▶ What is being asked: From top to bottom, restate the entries below word for word.

Dataset rows for apps and sites
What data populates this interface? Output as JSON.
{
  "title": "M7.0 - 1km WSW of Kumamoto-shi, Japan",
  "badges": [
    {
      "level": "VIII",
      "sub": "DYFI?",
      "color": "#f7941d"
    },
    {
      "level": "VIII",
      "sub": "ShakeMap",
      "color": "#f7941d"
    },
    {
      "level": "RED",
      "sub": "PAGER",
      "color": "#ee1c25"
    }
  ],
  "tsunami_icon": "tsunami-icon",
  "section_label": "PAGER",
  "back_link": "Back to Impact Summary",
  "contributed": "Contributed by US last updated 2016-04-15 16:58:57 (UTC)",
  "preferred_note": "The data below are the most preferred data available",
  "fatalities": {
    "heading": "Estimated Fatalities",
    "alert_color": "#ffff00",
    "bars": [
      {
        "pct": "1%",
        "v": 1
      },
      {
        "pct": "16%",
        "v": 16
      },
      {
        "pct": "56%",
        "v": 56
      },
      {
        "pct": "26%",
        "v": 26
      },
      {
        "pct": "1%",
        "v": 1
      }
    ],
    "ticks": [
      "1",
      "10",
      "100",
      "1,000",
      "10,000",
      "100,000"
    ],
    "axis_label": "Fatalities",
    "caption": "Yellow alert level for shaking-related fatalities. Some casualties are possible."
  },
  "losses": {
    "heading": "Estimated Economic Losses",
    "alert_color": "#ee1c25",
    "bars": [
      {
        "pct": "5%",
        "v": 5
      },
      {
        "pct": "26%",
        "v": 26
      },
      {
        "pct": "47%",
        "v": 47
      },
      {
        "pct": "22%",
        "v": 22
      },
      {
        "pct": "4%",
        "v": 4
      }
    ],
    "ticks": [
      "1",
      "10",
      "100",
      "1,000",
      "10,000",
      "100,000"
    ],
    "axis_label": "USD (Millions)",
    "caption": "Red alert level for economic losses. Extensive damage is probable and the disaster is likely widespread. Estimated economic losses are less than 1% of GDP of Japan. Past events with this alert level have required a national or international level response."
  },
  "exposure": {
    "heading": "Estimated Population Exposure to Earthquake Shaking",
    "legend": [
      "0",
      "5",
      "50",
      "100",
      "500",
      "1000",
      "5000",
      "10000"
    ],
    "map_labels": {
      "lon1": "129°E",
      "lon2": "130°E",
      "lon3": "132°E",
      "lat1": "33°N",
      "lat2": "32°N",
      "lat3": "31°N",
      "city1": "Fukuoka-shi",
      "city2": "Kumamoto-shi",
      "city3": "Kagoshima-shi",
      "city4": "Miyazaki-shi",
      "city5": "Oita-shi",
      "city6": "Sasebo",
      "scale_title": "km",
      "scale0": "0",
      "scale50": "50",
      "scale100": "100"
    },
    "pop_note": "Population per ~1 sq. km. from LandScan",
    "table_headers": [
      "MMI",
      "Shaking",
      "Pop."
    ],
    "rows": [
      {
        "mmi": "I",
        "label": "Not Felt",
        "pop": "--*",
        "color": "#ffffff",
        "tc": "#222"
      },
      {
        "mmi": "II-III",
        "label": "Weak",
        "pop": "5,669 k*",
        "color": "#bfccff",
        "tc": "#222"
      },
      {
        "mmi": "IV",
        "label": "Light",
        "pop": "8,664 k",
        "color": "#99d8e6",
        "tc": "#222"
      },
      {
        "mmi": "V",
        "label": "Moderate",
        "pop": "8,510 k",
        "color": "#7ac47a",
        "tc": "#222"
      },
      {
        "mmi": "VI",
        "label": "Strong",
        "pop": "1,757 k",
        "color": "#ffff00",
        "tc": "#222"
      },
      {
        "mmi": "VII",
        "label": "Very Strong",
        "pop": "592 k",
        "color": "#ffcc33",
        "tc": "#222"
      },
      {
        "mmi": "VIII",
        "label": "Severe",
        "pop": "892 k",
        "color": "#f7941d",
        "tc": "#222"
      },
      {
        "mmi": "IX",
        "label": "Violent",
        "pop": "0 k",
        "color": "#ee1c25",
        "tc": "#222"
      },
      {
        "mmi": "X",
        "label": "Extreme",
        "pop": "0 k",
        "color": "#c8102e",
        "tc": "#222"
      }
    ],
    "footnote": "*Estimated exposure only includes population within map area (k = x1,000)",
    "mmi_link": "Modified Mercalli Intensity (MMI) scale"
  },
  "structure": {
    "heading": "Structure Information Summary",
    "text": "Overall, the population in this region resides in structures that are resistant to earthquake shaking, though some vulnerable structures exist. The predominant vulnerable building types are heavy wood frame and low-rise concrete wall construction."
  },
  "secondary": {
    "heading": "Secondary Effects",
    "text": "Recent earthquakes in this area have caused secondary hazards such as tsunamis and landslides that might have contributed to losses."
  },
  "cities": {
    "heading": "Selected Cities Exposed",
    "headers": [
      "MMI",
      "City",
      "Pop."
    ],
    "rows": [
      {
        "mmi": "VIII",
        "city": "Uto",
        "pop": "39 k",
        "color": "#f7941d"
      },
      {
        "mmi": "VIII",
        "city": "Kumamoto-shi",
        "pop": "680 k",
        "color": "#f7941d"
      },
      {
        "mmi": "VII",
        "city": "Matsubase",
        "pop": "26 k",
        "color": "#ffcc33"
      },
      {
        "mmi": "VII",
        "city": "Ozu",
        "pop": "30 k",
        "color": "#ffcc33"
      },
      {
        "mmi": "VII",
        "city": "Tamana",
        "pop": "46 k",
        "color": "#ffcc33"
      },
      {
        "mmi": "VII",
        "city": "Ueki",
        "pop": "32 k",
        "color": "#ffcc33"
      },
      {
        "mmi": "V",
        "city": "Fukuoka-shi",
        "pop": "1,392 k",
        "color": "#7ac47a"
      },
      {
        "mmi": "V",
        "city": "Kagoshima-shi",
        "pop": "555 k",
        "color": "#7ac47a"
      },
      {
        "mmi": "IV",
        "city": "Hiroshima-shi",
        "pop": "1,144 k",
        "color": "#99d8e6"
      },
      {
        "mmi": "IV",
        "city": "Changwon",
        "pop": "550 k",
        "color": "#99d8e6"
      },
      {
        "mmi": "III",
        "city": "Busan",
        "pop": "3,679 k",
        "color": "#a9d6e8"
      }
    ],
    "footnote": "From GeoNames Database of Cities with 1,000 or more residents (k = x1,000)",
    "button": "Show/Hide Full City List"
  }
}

▶ Response for this exercise:
What data populates this interface? Output as JSON.
{
  "title": "M7.0 - 1km WSW of Kumamoto-shi, Japan",
  "badges": [
    {
      "level": "VIII",
      "sub": "DYFI?",
      "color": "#f7941d"
    },
    {
      "level": "VIII",
      "sub": "ShakeMap",
      "color": "#f7941d"
    },
    {
      "level": "RED",
      "sub": "PAGER",
      "color": "#ee1c25"
    }
  ],
  "tsunami_icon": "tsunami-icon",
  "section_label": "PAGER",
  "back_link": "Back to Impact Summary",
  "contributed": "Contributed by US last updated 2016-04-15 16:58:57 (UTC)",
  "preferred_note": "The data below are the most preferred data available",
  "fatalities": {
    "heading": "Estimated Fatalities",
    "alert_color": "#ffff00",
    "bars": [
      {
        "pct": "1%",
        "v": 1
      },
      {
        "pct": "16%",
        "v": 16
      },
      {
        "pct": "56%",
        "v": 56
      },
      {
        "pct": "26%",
        "v": 26
      },
      {
        "pct": "1%",
        "v": 1
      }
    ],
    "ticks": [
      "1",
      "10",
      "100",
      "1,000",
      "10,000",
      "100,000"
    ],
    "axis_label": "Fatalities",
    "caption": "Yellow alert level for shaking-related fatalities. Some casualties are possible."
  },
  "losses": {
    "heading": "Estimated Economic Losses",
    "alert_color": "#ee1c25",
    "bars": [
      {
        "pct": "5%",
        "v": 5
      },
      {
        "pct": "26%",
        "v": 26
      },
      {
        "pct": "47%",
        "v": 47
      },
      {
        "pct": "22%",
        "v": 22
      },
      {
        "pct": "4%",
        "v": 4
      }
    ],
    "ticks": [
      "1",
      "10",
      "100",
      "1,000",
      "10,000",
      "100,000"
    ],
    "axis_label": "USD (Millions)",
    "caption": "Red alert level for economic losses. Extensive damage is probable and the disaster is likely widespread. Estimated economic losses are less than 1% of GDP of Japan. Past events with this alert level have required a national or international level response."
  },
  "exposure": {
    "heading": "Estimated Population Exposure to Earthquake Shaking",
    "legend": [
      "0",
      "5",
      "50",
      "100",
      "500",
      "1000",
      "5000",
      "10000"
    ],
    "map_labels": {
      "lon1": "129°E",
      "lon2": "130°E",
      "lon3": "132°E",
      "lat1": "33°N",
      "lat2": "32°N",
      "lat3": "31°N",
      "city1": "Fukuoka-shi",
      "city2": "Kumamoto-shi",
      "city3": "Kagoshima-shi",
      "city4": "Miyazaki-shi",
      "city5": "Oita-shi",
      "city6": "Sasebo",
      "scale_title": "km",
      "scale0": "0",
      "scale50": "50",
      "scale100": "100"
    },
    "pop_note": "Population per ~1 sq. km. from LandScan",
    "table_headers": [
      "MMI",
      "Shaking",
      "Pop."
    ],
    "rows": [
      {
        "mmi": "I",
        "label": "Not Felt",
        "pop": "--*",
        "color": "#ffffff",
        "tc": "#222"
      },
      {
        "mmi": "II-III",
        "label": "Weak",
        "pop": "5,669 k*",
        "color": "#bfccff",
        "tc": "#222"
      },
      {
        "mmi": "IV",
        "label": "Light",
        "pop": "8,664 k",
        "color": "#99d8e6",
        "tc": "#222"
      },
      {
        "mmi": "V",
        "label": "Moderate",
        "pop": "8,510 k",
        "color": "#7ac47a",
        "tc": "#222"
      },
      {
        "mmi": "VI",
        "label": "Strong",
        "pop": "1,757 k",
        "color": "#ffff00",
        "tc": "#222"
      },
      {
        "mmi": "VII",
        "label": "Very Strong",
        "pop": "592 k",
        "color": "#ffcc33",
        "tc": "#222"
      },
      {
        "mmi": "VIII",
        "label": "Severe",
        "pop": "892 k",
        "color": "#f7941d",
        "tc": "#222"
      },
      {
        "mmi": "IX",
        "label": "Violent",
        "pop": "0 k",
        "color": "#ee1c25",
        "tc": "#222"
      },
      {
        "mmi": "X",
        "label": "Extreme",
        "pop": "0 k",
        "color": "#c8102e",
        "tc": "#222"
      }
    ],
    "footnote": "*Estimated exposure only includes population within map area (k = x1,000)",
    "mmi_link": "Modified Mercalli Intensity (MMI) scale"
  },
  "structure": {
    "heading": "Structure Information Summary",
    "text": "Overall, the population in this region resides in structures that are resistant to earthquake shaking, though some vulnerable structures exist. The predominant vulnerable building types are heavy wood frame and low-rise concrete wall construction."
  },
  "secondary": {
    "heading": "Secondary Effects",
    "text": "Recent earthquakes in this area have caused secondary hazards such as tsunamis and landslides that might have contributed to losses."
  },
  "cities": {
    "heading": "Selected Cities Exposed",
    "headers": [
      "MMI",
      "City",
      "Pop."
    ],
    "rows": [
      {
        "mmi": "VIII",
        "city": "Uto",
        "pop": "39 k",
        "color": "#f7941d"
      },
      {
        "mmi": "VIII",
        "city": "Kumamoto-shi",
        "pop": "680 k",
        "color": "#f7941d"
      },
      {
        "mmi": "VII",
        "city": "Matsubase",
        "pop": "26 k",
        "color": "#ffcc33"
      },
      {
        "mmi": "VII",
        "city": "Ozu",
        "pop": "30 k",
        "color": "#ffcc33"
      },
      {
        "mmi": "VII",
        "city": "Tamana",
        "pop": "46 k",
        "color": "#ffcc33"
      },
      {
        "mmi": "VII",
        "city": "Ueki",
        "pop": "32 k",
        "color": "#ffcc33"
      },
      {
        "mmi": "V",
        "city": "Fukuoka-shi",
        "pop": "1,392 k",
        "color": "#7ac47a"
      },
      {
        "mmi": "V",
        "city": "Kagoshima-shi",
        "pop": "555 k",
        "color": "#7ac47a"
      },
      {
        "mmi": "IV",
        "city": "Hiroshima-shi",
        "pop": "1,144 k",
        "color": "#99d8e6"
      },
      {
        "mmi": "IV",
        "city": "Changwon",
        "pop": "550 k",
        "color": "#99d8e6"
      },
      {
        "mmi": "III",
        "city": "Busan",
        "pop": "3,679 k",
        "color": "#a9d6e8"
      }
    ],
    "footnote": "From GeoNames Database of Cities with 1,000 or more residents (k = x1,000)",
    "button": "Show/Hide Full City List"
  }
}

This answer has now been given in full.